If you open your Sample Ballot for the June 5 primary election, you’ll find a big difference.

Take the race for the U.S. Senate: Instead of a roster of candidates for the one political party to with you belong, you’ll see all 24 candidates in a big long list (including 14 Republicans, 6 Democrats, 2 Peace and Freedom, 1 American Independent and 1 Libertarian). Even if you don’t have a party affiliation, you can now vote in the primary.

Pick your one choice from that long list. The two candidates who get the most votes will go to the general election in November.

KQED’s education blog, The Lowdown, explains it right here.

Once you understand how to vote using the new system, you may want to know more about how it’s going to change California politics. KQED’s Forum devoted an hour to the topic earlier this week. It was a lively — even heated — debate.

Former California Democratic legislator Steve Peace is the co-chairman of the California Independent Voter Project, which authored the Top Two Candidates Open Primary Act. He thinks the new primary system is good for Democracy:

Bottom line is, open primary means competition. Competition means a healthier system…. Seventy-three percent of Californians say that partisanship is at the root of our problems. (Yet) we’re run by the other 27 percent.

But Jon Fleischman, a GOP strategist and publisher of, a website on California politics, hates it:
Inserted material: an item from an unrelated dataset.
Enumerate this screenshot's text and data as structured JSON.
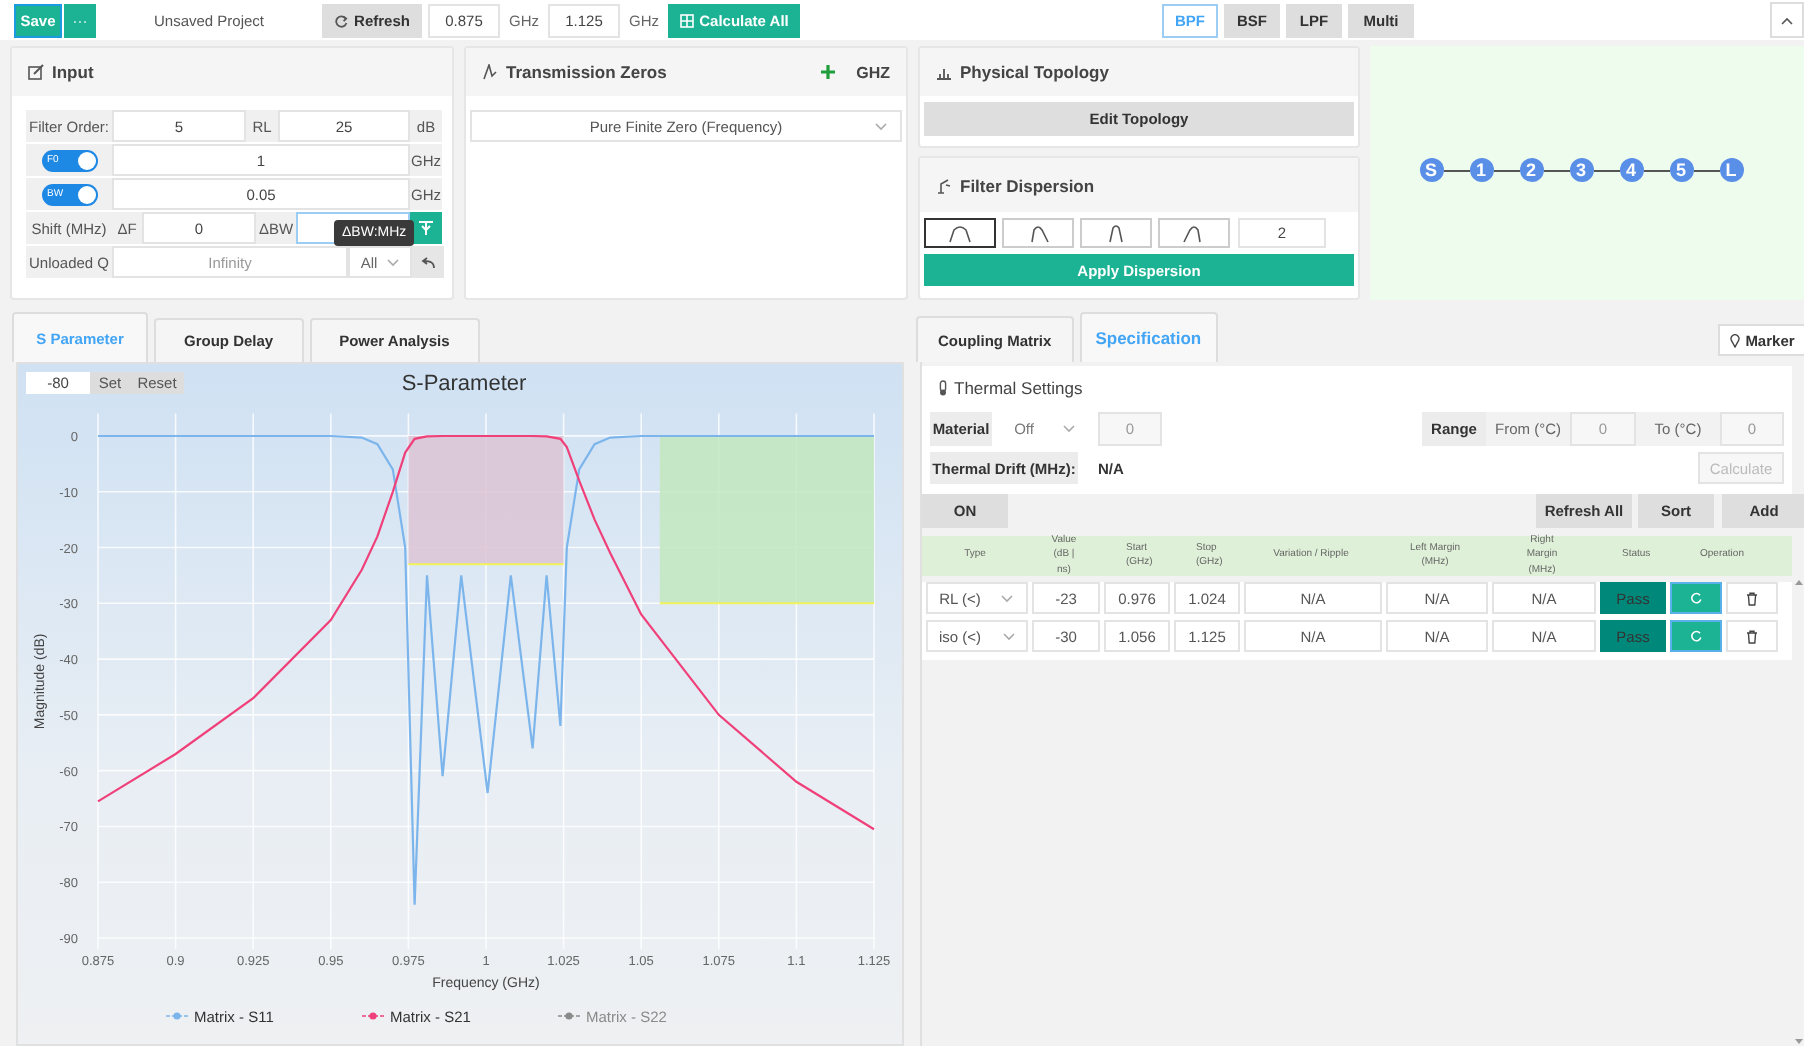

As I watch the practical application of Proposition 14, the amount of money that it takes to compete now is just absolutely staggering and stunning. The effect of that is that I’m watching the special interests from Sacramento, whether it’s the labor unions on the Democrat side, whether it’s certain business PACs on the Republican side or certain major donors are now weighing in and coming into these districts and they’re going to cherry pick the candidates.

You can hear the entire show right here: